The Beaconsfield War Memorial was officially opened on Saturday March, 13 1920 by General Brand. At the opening ceremony, the President of the Memorial Committee, Mr W. Nixon said that he was proud of the fact that 33 men had enlisted from there. All regretted that 9 of these had been called upon to make the Supreme Sacrifice.
Pakenham Gazette March 19, 1920
The Memorial only has the names of the nine men who did not return, and they are listed below with their Service Numbers (SN) so you can look up their full record on the National Archives of Australia website.
Bragg, Arthur Robert (SN 2564) Arthur was 39 when he enlisted on August 2, 1915. His next of kin was his wife, Emily, who owned the Central Hotel in Beaconsfield. He was reported missing in France on July 28, 1916 and a later Court of Enquiry determined that he had been Killed in Action on July 19, 1914. We have come across Arthur before in this blog as he was in a list of men who had played football for Berwick and who enlisted. You can read about these footballers and Arthur and a fairly salacious report about his divorce from Emily here
Childs, Albert George (SN 2599) Albert enlisted on July 7, 1915. He was born in England and was a 29 year old dairyman. His father was his next of kin, from Bridport in Dorset where Albert was born, His address on the Nominal Roll is Primrose Park, Beaconsfield, however he is listed as living at Nar Nar Goon in the 1914 Electoral Roll and so he is also honoured on the Nar Nar Goon Honour Roll which is at the Nar Nar Goon Public Hall.
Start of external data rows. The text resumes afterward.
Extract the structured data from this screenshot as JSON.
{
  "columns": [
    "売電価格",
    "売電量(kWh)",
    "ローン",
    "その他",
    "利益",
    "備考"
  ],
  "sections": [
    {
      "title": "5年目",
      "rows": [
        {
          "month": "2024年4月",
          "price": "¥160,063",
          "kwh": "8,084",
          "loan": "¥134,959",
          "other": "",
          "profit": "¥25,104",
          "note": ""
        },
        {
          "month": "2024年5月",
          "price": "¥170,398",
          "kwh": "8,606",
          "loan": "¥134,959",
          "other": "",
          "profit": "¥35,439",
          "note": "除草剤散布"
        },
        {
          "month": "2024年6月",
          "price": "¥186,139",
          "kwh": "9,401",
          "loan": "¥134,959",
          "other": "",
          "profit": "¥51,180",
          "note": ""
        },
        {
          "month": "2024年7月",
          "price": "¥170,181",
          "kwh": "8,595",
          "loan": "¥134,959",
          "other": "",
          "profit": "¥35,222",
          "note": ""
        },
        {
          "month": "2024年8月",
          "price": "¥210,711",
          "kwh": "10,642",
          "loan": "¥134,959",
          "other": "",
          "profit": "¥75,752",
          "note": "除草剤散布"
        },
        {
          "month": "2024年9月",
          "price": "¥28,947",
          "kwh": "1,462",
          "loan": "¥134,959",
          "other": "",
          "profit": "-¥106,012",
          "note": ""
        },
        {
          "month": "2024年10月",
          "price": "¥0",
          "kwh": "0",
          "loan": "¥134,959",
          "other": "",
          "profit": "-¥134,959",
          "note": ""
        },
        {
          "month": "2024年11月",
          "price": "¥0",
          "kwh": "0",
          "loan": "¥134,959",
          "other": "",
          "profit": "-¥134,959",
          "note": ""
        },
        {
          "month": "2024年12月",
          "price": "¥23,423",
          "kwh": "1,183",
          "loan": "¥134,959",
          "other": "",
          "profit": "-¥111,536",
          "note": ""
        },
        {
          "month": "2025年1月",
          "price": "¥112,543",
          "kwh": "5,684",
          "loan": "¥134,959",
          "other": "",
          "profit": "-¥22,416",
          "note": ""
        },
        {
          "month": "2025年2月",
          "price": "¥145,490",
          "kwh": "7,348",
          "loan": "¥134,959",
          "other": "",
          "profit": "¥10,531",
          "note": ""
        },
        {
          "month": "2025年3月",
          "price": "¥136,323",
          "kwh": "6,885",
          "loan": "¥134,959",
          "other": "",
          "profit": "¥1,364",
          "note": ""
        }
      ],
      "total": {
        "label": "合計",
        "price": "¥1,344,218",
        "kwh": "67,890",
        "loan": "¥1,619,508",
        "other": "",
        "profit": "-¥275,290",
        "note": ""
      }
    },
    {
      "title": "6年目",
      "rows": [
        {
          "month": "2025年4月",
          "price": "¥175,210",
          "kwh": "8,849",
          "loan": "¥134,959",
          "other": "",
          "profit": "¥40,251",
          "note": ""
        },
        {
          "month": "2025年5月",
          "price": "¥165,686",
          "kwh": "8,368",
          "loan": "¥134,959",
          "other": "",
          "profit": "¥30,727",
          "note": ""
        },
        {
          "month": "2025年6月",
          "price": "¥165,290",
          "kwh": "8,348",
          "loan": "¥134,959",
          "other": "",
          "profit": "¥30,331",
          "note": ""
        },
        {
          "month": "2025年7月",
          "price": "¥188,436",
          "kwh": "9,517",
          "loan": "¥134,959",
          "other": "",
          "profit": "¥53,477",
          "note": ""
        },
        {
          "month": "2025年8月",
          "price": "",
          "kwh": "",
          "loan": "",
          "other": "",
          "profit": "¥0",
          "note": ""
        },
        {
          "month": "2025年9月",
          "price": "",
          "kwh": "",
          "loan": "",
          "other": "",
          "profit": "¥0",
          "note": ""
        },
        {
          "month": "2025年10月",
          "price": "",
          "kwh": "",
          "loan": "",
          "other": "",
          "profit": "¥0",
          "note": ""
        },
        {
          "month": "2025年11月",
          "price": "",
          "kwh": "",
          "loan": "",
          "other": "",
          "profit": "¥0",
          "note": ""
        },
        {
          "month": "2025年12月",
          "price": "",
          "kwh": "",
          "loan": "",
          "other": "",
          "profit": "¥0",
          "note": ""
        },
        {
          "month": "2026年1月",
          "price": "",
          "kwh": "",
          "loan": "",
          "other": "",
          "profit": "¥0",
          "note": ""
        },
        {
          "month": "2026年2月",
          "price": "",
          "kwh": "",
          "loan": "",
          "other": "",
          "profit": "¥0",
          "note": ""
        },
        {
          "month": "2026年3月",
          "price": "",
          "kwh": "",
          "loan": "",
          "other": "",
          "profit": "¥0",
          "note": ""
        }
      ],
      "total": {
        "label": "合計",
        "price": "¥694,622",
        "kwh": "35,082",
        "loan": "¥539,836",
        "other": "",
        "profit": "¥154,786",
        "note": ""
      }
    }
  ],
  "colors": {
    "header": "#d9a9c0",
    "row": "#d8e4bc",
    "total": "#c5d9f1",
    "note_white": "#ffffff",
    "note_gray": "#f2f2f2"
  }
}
Christie, John Leslie (SN 3054) He was listed as L. Christie on the Memorial, so it seems like he was known as Leslie, so that's what we will call him. Leslie was born in Lang Lang and was 25 years old when he enlisted on July 22, 1915. His next of kin was his father, William Christie of Beaconsfield. Leslie was listed as missing and a Court of Enquiry determined that he was Killed in Action on July 19, 1916, in France.
Dineley, Edward Bernard (SN 1151) Edward was born in Charters Towers and was a 22 year old engineer when he enlisted on Match 22, 1916. His next of kin was his mother, Mary Dineley, who had the Cardinia Park Hotel at Beaconsfield. Edward was Wounded in Action in Belgium and he died from these wounds on September 22, 1917.
Beaconsfield War Memorial
Photograph courtesy of the Casey Cardinia Remembers website
Harbour, Herbert Joel (SN 3337) Herbert enlisted on July 19, 1915. He was 27 years old, born in Beaconsfield and his next of kin was his father, John, of Beaconsfield. Herbert was Killed in Action, in France, on February 2, 1917.
Manning, George William Harold (SN 219) George enlisted on August 17, 1914. He was 20 year old salesman. His next of kin was his father, J.G Manning of Beaconsfield. I presume this is John Goodyear Manning, who is listed in the 1914 Electoral roll at Beaconsfield. George died of wounds, which were received whilst fighting at Gallopoli, on August 8, 1915.
McNaughton, Hugh (SN 3869b) Hugh enlisted on August 2, 1915. He was 31 and his next of kin was his mother, Mary McNaughton of Beaconsfield. Hugh was Wounded in Action on October 16, 1917, suffering gun shot wounds to the head and arm. He was sent back to Australia on the hospital ship, the Euripides, which reached Melbourne on March 21, 1918. He was discharged from the AIF on May 1, 1918 and died at the Caulfield Hospital on May 16, 1918.
Osborne, James Patrick (SN 2733) James was born in Walhalla and enlisted on August 2, 1915 aged 36. His next of kin was his mother, Bridget Osborne, of 'Lower Beaconsfield', I assume some people still called the town around the Railway Station that to distinguish it from Upper Beaconsfield. James was Killed in Action in France on August 19, 1916.
Tucker, John Frederick (SN 2795) John was an orphan and he enlisted at the age of 22 on August 2, 1915. his next of kin was listed as his employee, Mr A. W Shorthouse of Upper Beaconsfield. There is an Arthur William Shorthouse in the Electoral Rolls, so I believe this is him. John was Killed in Action in Belgium on September 3, 1916. There is a letter on his service file at the National Archives, from Mr Shorthouse, requesting John's medals. Mr Shorthouse said that John had no blood relations and had lived and worked with him for eight years, prior to which he was an Orphanage boy. The AIF would not give him the medals as the Deceased Soldiers' Estate Act had a prescribed list of whom the medals were to go to (they had to go to a blood relation) and suggested that Mr Shorthouse get a Statutory Declaration setting out his claim. This was in March 1921 and the file does not tell us whether Mr Shorthouse was successful.